The deeper meaning struck home like a bullet, and Malcolm leaned heavily against the boards, feeling a lump in his throat. Somehow Christine’s face, too, flashed in his mind, and the memory of telling her he’d always felt Margaret was with him when he skated. In the space of that moment he remembered Christmastime in an empty rink with Christine, skating a mere shadow of the quick, dramatic footwork from his second Worlds-winning free skate—the same footwork Eric was performing now, on his way into the lutz-loop combination which Malcolm had always favored.

Run away with my heart
Run away with my hope
Run away with my love

Eric punctuated the lines with split jumps—not Russian splits, but the real, classical kind Malcolm had once loved, and the stag falling leaf that had been one of his trademarks. The music softened and Eric’s steps then slowed, leading into his breathtaking spread eagle-triple axel: his own signature beneath that of his teacher.

I know now just quite how my life and love might still go on
In your heart, in your mind, I’ll stay with you for all of time

Conquered by Eric’s testament to love and devotion, Malcolm closed his eyes and smiled through his tears. He didn’t care about the lurking cameras; after the previous nights of competition, they’d already seen him weep. It didn’t matter. Before him lay the proof that everything Margaret had given him in his skating, he had passed on to Eric, and to all his students. She couldn’t be with him on the ice anymore, but perhaps some part of her was with them.

But Eric was still skating. Rubbing his eyes, Malcolm blinked his vision into focus in time to see him leap into a pair of split flips, a jump which had always been a favorite of them both.

If I could turn back time, I’ll go wherever you will go
If I could make you mine, I’ll go wherever you will go

Then Eric was spinning, and the program was ending. It was fair enough that he should end it with his most basic and familiar spin combination, wrapping up the program with something of his own—but as he struck his final pose, Malcolm uttered a sudden, joyous laugh. It was the end pose from his second world championship victory: a lunge position tensed with the thrill of it all, one fist raised as if ready to be pumped in triumph.

Gracefully Eric bowed to his standing ovation, then ran a hand through his hair and glided back to the kiss and cry. Stepping off the ice, he faced his coach with a warm smile of affection.

Wiping his eyes, Malcolm returned the smile. He embraced Eric openly, then drew back and gave him a rather absurd pat on the cheek—something he hadn’t done since Eric was twelve years old.

"Thank you, Eric, for such a beautifully rose-colored looking glass," he said, in a gentle teasing tone. Then more softly he added, "And for all you meant by it… and all you mean to me."

Eric executed one of his famous head-ducking blushes, with a coughing noise that sounded very much like a disguised sniff. "Yeah."

Malcolm laughed and draped an arm over Eric’s shoulders. "Well, we’ll talk about it later. It’s Kay’s turn now, and I know you don’t want to miss that."

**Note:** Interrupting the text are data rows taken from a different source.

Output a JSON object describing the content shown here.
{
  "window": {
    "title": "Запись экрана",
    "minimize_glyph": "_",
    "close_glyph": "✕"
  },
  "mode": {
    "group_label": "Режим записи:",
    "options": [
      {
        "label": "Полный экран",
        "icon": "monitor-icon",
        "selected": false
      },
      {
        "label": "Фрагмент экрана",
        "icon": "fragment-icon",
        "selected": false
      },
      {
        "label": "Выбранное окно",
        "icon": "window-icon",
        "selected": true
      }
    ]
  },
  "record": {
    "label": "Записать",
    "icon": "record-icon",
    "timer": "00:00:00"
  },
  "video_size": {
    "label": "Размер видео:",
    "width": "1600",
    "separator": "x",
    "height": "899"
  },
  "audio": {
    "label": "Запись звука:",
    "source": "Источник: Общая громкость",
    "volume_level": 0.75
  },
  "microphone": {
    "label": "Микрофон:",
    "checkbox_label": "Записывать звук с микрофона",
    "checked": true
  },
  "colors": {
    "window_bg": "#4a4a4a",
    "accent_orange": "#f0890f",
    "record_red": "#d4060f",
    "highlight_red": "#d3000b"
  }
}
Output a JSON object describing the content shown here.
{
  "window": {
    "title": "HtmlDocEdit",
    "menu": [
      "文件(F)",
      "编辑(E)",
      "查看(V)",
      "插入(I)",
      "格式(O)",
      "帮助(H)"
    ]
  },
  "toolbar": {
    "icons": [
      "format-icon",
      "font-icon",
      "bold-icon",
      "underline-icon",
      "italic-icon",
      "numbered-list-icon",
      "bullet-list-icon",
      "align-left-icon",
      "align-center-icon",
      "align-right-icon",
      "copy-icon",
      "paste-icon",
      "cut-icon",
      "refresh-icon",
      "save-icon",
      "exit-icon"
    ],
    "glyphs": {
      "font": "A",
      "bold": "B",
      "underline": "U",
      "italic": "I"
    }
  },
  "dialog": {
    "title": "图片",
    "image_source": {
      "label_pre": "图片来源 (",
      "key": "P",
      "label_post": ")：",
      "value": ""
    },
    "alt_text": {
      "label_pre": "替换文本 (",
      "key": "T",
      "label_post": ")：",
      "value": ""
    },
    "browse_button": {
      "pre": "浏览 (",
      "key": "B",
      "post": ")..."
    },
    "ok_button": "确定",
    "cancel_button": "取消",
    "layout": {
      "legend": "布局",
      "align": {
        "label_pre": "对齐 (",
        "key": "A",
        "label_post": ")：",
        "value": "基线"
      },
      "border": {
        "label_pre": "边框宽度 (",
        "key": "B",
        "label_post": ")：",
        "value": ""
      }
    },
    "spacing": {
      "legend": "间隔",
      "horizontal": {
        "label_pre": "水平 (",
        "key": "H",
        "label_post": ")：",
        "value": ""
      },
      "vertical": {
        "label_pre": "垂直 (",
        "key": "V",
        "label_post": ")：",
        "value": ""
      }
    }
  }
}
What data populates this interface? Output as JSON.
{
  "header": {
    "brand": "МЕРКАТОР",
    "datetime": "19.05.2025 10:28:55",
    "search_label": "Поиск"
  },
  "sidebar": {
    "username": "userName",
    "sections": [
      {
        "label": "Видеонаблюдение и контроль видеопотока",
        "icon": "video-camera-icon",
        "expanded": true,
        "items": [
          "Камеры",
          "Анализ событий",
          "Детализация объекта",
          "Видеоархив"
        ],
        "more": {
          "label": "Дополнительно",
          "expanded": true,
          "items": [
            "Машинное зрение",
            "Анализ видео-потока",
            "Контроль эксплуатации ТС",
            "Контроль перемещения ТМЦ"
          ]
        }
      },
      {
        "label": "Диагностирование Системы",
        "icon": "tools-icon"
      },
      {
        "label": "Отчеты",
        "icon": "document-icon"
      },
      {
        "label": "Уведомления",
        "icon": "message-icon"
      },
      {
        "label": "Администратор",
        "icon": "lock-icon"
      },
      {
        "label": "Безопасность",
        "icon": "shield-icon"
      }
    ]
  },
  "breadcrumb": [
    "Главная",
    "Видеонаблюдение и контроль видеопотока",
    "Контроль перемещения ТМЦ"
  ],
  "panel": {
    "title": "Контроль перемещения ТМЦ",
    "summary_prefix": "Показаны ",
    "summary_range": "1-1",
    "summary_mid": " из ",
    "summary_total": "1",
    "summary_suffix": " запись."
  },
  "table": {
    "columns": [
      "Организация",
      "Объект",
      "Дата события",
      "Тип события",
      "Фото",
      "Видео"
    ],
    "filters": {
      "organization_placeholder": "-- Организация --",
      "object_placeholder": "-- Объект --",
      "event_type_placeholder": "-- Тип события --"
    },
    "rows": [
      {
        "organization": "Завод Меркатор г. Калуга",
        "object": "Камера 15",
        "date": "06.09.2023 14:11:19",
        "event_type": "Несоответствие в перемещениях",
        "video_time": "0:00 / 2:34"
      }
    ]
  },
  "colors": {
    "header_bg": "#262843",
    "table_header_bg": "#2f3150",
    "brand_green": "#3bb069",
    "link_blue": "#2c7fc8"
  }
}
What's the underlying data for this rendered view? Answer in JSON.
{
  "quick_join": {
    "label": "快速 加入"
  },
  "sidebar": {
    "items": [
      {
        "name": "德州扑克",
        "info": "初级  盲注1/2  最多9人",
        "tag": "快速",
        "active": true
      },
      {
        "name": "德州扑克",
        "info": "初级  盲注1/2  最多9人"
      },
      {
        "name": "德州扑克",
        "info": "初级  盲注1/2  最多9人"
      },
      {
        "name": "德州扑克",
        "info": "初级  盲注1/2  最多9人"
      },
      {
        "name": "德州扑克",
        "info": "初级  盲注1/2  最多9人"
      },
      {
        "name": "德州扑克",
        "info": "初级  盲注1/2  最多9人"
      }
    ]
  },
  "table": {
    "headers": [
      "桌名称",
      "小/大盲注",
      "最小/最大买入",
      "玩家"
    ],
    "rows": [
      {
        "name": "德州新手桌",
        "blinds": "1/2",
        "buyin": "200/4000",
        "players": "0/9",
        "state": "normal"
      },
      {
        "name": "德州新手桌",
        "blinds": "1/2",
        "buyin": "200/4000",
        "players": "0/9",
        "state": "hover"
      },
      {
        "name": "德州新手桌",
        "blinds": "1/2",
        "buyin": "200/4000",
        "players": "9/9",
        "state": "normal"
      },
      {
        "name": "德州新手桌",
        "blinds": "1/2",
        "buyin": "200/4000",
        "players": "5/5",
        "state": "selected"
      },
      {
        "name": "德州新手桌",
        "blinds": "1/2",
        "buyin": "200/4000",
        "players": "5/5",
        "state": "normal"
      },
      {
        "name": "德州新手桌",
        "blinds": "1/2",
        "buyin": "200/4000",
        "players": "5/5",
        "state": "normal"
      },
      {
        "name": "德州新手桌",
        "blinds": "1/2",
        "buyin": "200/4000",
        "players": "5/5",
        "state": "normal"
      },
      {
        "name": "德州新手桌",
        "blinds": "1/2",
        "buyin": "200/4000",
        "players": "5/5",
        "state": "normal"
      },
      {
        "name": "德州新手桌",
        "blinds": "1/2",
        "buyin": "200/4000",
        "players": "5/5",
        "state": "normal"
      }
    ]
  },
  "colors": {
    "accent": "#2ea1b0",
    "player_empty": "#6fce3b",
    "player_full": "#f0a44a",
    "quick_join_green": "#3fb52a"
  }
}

Shifting his attentions with the ease of youth, Eric smiled at Kay and kissed her cheek as she entered the kiss and cry. Malcolm gave her a contented nod and a few quiet words of praise, then as she took the ice, he joined Eric at the boards.

Someday, Eric, he promised silently, I’ll find the words

© 2002 Jordanna Morgan